§ **What you will do**: The required answer is every line of the data containing the word "best".

§ **Data shown**:
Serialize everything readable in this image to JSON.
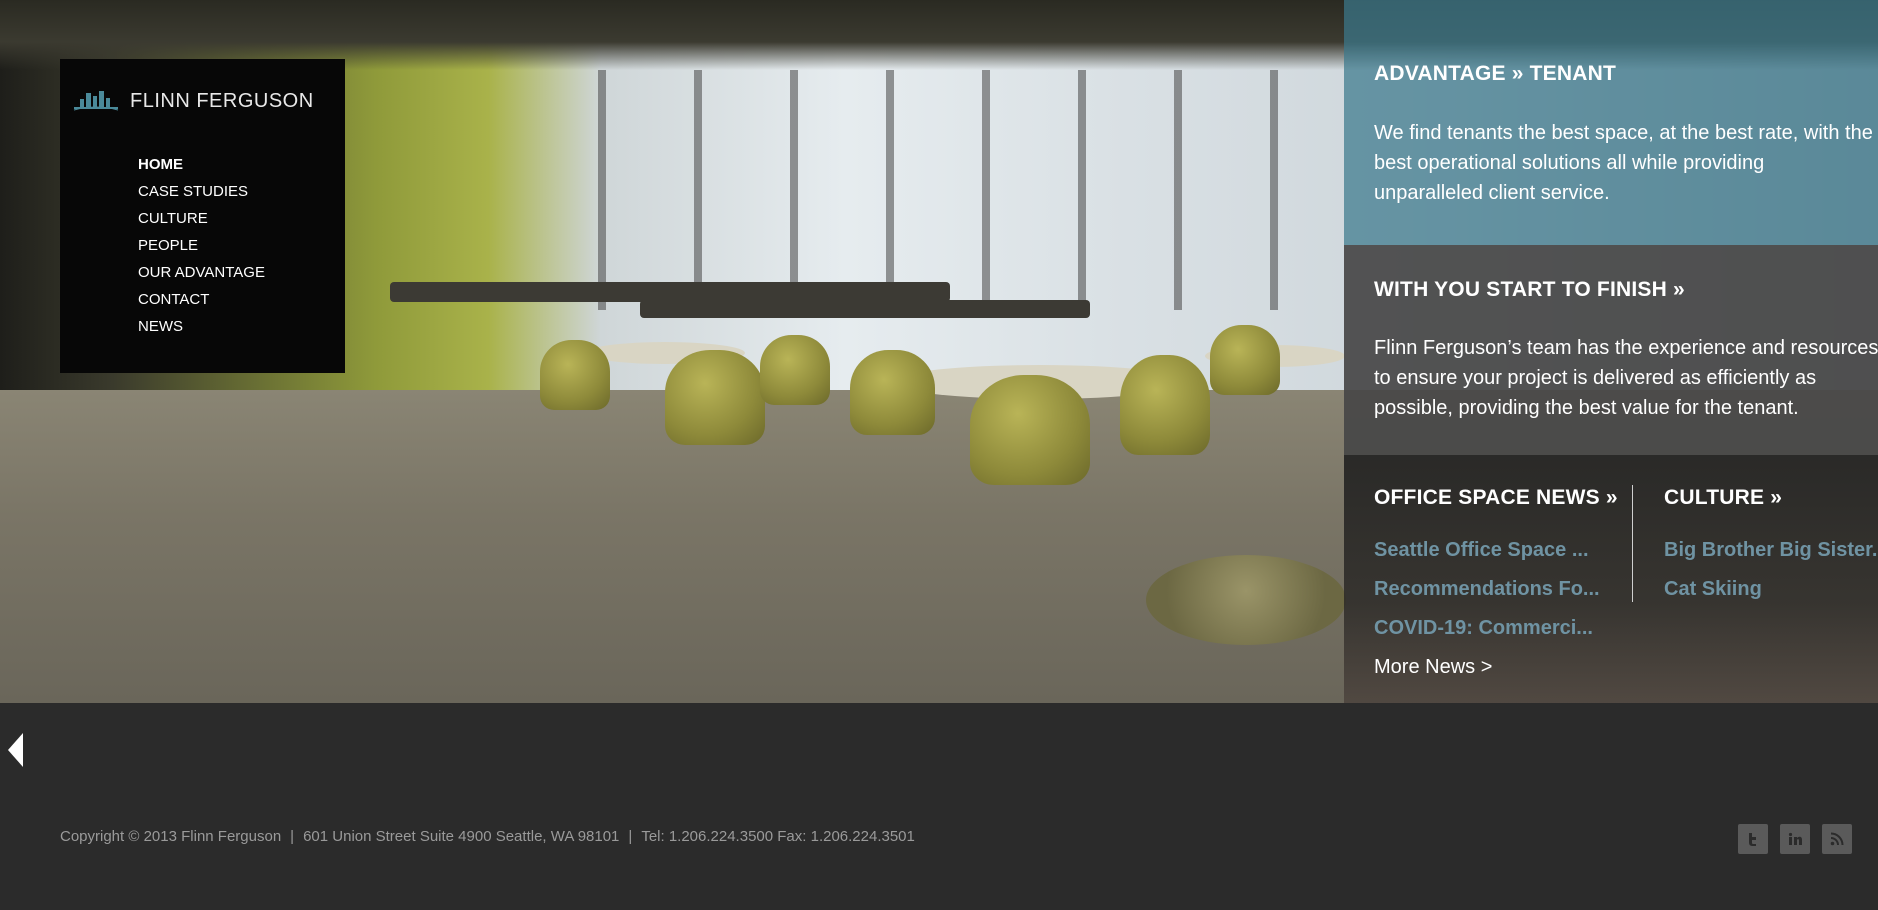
{
  "brand": {
    "name": "FLINN FERGUSON"
  },
  "nav": {
    "items": [
      {
        "label": "HOME",
        "active": true
      },
      {
        "label": "CASE STUDIES",
        "active": false
      },
      {
        "label": "CULTURE",
        "active": false
      },
      {
        "label": "PEOPLE",
        "active": false
      },
      {
        "label": "OUR ADVANTAGE",
        "active": false
      },
      {
        "label": "CONTACT",
        "active": false
      },
      {
        "label": "NEWS",
        "active": false
      }
    ]
  },
  "panel": {
    "advantage": {
      "heading": "ADVANTAGE » TENANT",
      "lines": [
        "We find tenants the best space, at the best rate, with the",
        "best operational solutions all while providing",
        "unparalleled client service."
      ]
    },
    "start_finish": {
      "heading": "WITH YOU START TO FINISH »",
      "lines": [
        "Flinn Ferguson’s team has the experience and resources",
        "to ensure your project is delivered as efficiently as",
        "possible, providing the best value for the tenant."
      ]
    },
    "news": {
      "heading": "OFFICE SPACE NEWS »",
      "links": [
        "Seattle Office Space ...",
        "Recommendations Fo...",
        "COVID-19: Commerci..."
      ],
      "more": "More News >"
    },
    "culture": {
      "heading": "CULTURE »",
      "links": [
        "Big Brother Big Sister...",
        "Cat Skiing"
      ]
    }
  },
  "footer": {
    "copyright": "Copyright © 2013 Flinn Ferguson",
    "address": "601 Union Street Suite 4900 Seattle, WA 98101",
    "phone": "Tel: 1.206.224.3500 Fax: 1.206.224.3501",
    "separator": "|",
    "social": [
      "twitter-icon",
      "linkedin-icon",
      "rss-icon"
    ]
  },
  "colors": {
    "accent_link": "#6f93a3",
    "panel_teal": "#3c788c",
    "footer_bg": "#2b2b2b"
  }
}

§ **Output of the task**:
        "We find tenants the best space, at the best rate, with the",
        "best operational solutions all while providing",
        "possible, providing the best value for the tenant."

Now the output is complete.